Everyone is aware that climate change is warming polar ice caps and killing off wildlife. We know it is causing harm to the environment around us and we know it needs to stop. But, it is such a vast problem and to stamp out the alterations to our surroundings forever we basically need to reinvent the way we live. And that will take so much time. We need to focus on working with the environment, not against it, and this is exactly what GOMI concentrates on.
For those of us who live in Manchester or Essex — and all the way from the southwestern tip of Nova Scotia to Cape Cod — we are on The Gulf of Maine. An institute was founded over a decade ago to educate the students of the region about what they can do to preserve The Gulf of Maine’s biodiversity and environment. This institute came to be known as GOMI – [The] Gulf Of Maine Institute. GOMI is an international group, including seven teams: four from Canada and three from the states — Barrington, Digby/Islands, North Queens, Nova Scotia; Tantramar, New Brunswick; Newburyport, Manchester Essex, Massachusetts; Concord, New Hampshire.
The Manchester Essex Green Team lead by Director Eric Magers has worked tirelessly to make our schools impact on the environment significantly less. Most of a schools waste comes from the lunchroom, and to solve this problem, the Green Team tries to compost as much of the waste as possible. The rule of sorting the lunches into specific bins according to compostability or not isn’t often followed by students so one of the Green Team Scholars (Jackie Rose) is planning a way to reduce the cross-contamination of the lunches. Composting will save the school thousands of dollars a year.
The school emphasizes local eating and to further enhance the belief in this there is a garden on campus, an “edible schoolyard”, from which the school can get hundreds of pounds of fresh produce that go directly into the lunches. The disposal of classroom waste is also a big matter in the Green Team: they have devised a system for each classroom to sort waste into three categories – anything recyclable (paper, plastic, etc.), trash, and TerraCycle, which consists of materials such as chip bags that have to be recycled specially.

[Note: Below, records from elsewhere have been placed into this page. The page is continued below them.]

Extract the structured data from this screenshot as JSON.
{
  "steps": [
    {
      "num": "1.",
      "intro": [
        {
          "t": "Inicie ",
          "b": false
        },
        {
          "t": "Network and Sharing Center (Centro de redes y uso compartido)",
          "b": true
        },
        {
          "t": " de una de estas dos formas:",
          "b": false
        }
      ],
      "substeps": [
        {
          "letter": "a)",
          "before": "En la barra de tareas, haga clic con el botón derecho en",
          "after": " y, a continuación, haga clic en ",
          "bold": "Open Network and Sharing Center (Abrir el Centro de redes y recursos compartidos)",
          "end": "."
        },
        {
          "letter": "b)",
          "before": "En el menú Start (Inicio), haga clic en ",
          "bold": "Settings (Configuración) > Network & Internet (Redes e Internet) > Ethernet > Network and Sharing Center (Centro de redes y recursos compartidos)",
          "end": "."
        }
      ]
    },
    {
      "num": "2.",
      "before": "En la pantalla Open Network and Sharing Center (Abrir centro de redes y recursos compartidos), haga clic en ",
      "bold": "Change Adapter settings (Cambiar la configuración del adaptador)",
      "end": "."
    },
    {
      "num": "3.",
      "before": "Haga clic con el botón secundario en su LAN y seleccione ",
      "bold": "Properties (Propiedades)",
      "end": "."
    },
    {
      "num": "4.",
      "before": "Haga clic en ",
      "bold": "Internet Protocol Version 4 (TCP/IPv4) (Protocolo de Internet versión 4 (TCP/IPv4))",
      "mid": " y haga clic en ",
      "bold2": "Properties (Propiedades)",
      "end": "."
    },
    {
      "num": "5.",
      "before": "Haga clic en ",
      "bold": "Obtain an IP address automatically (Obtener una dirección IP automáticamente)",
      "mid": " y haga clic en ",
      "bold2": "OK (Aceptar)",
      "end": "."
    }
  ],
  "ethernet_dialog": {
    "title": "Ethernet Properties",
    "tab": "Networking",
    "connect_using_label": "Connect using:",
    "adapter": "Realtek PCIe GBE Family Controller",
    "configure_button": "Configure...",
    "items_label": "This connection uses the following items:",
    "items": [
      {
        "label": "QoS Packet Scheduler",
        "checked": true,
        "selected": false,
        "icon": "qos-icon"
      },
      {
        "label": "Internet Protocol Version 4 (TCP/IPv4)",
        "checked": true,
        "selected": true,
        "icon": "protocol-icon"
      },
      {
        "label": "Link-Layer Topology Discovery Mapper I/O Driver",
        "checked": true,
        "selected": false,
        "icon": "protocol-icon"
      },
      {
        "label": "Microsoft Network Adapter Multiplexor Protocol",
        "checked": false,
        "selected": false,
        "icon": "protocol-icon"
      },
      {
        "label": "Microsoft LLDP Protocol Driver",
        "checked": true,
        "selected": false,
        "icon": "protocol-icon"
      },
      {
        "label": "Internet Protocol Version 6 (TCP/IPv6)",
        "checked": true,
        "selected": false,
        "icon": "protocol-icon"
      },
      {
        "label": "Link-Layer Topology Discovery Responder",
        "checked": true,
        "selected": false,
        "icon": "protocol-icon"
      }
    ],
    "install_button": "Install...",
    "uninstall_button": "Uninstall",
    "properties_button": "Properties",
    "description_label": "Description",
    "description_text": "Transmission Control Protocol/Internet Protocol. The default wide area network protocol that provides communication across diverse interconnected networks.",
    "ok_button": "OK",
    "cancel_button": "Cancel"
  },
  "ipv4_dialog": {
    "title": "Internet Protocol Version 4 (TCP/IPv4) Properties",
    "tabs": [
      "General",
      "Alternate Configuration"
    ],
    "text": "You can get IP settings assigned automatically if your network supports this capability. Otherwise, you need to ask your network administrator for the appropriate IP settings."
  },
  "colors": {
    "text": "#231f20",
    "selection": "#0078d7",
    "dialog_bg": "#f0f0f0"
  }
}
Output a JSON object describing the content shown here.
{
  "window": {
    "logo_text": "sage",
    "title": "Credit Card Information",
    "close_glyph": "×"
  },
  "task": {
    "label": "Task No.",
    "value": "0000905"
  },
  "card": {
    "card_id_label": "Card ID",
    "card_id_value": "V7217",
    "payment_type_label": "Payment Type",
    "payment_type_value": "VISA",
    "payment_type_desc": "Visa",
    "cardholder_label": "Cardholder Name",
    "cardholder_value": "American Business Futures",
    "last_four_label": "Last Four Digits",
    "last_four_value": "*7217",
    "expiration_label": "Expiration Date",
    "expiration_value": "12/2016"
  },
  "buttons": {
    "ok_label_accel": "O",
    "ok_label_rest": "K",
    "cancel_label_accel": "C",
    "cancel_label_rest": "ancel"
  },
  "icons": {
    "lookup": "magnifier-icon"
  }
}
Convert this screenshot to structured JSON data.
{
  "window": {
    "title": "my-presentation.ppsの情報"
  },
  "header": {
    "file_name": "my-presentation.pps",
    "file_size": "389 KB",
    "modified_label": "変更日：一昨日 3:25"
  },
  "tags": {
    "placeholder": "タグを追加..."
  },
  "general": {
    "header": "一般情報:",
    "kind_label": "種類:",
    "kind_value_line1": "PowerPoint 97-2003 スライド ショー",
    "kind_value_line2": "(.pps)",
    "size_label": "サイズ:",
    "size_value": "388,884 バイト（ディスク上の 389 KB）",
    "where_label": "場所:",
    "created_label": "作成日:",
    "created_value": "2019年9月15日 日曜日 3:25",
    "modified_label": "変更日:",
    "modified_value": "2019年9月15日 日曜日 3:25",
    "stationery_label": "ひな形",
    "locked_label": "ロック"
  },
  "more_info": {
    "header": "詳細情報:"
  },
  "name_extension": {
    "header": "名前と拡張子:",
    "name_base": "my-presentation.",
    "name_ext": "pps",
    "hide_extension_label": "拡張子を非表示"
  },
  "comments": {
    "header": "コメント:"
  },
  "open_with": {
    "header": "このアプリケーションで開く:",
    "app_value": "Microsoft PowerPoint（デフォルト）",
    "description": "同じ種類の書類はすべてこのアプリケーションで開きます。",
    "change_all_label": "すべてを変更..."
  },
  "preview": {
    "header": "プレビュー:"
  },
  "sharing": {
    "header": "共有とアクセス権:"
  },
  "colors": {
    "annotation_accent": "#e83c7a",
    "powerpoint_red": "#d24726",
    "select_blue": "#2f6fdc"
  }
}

Some of the Green Team members who have shown a keen interest in keeping our school green have been chosen to participate in GOMI, both at the mini-conference and at the week-long summer workshop.
GOMI, thanks to all the people who keep it well-funded, is able to host three gatherings -two mini conferences (one in the US, one in Canada) and one week-long summer gathering where all teams get together and divide up into “theme teams” which aim to teach the students about different aspects of The Gulf of Maine that we can work to preserve and protect.
July 1-7: The MERSD team along with the six others traveled to Byfield, Massachusetts, and Plum Island to work with our chosen theme teams. Some teams, like Photography, captured nature and learned all the settings on a camera to get the best picture to live up to the saying “a picture is worth a thousand words”. Others, such as Compost, built structures to make buildings more eco-friendly. They constructed a composting facility on the site where we stayed for the week, the Adelynrood Retreat and Conference Center. Urban Forestry worked on maintaining the trails around Adelynrood and learning the names of many of the species native to this area and the invasive ones who pose a threat to the indigenous species. Water Quality tested the water in the Plum Island Impoundments – manmade fresh water marshes that provide a habitat for many of the endangered species and other small bodies of water around Newburyport. Climate Change studied what their name implies – how humans are impacting Earth and what we can do about it. Natural Capital dug into ecosystem services (what an ecosystem does for humans, such as the salt marsh filtering water) and how they would be impacted if an oil tanker ran aground in the relatively shallow water of the Plum Island Sound. And, Looking to Our Future “looked” into what the people at Adelynrood could do to make the center more beautiful and sustainable.
The six MERSD students who participated (Charles Tullercash, Urban Forestry; Sasha Ball, Photography; Lindsey Duff, Natural Capital; Jon Garcia, Climate Change; Maddie Conway, Natural Capital; Jackie Rose, Water Quality) all work in the MERSD Green Team to make our school a greener place to learn. GOMI is not so much a vacation camp but a place to work – up at seven and in bed by ten. The week is full of long days, but there is still some free time, and despite the green heads and heat, everyone in the MERSD GOMI team thought that the week was engaging and exciting. Next year, the conference will be in Nova Scotia and everyone is already anticipating seeing international friends and working more on the ongoing problem of protecting the Gulf of Maine.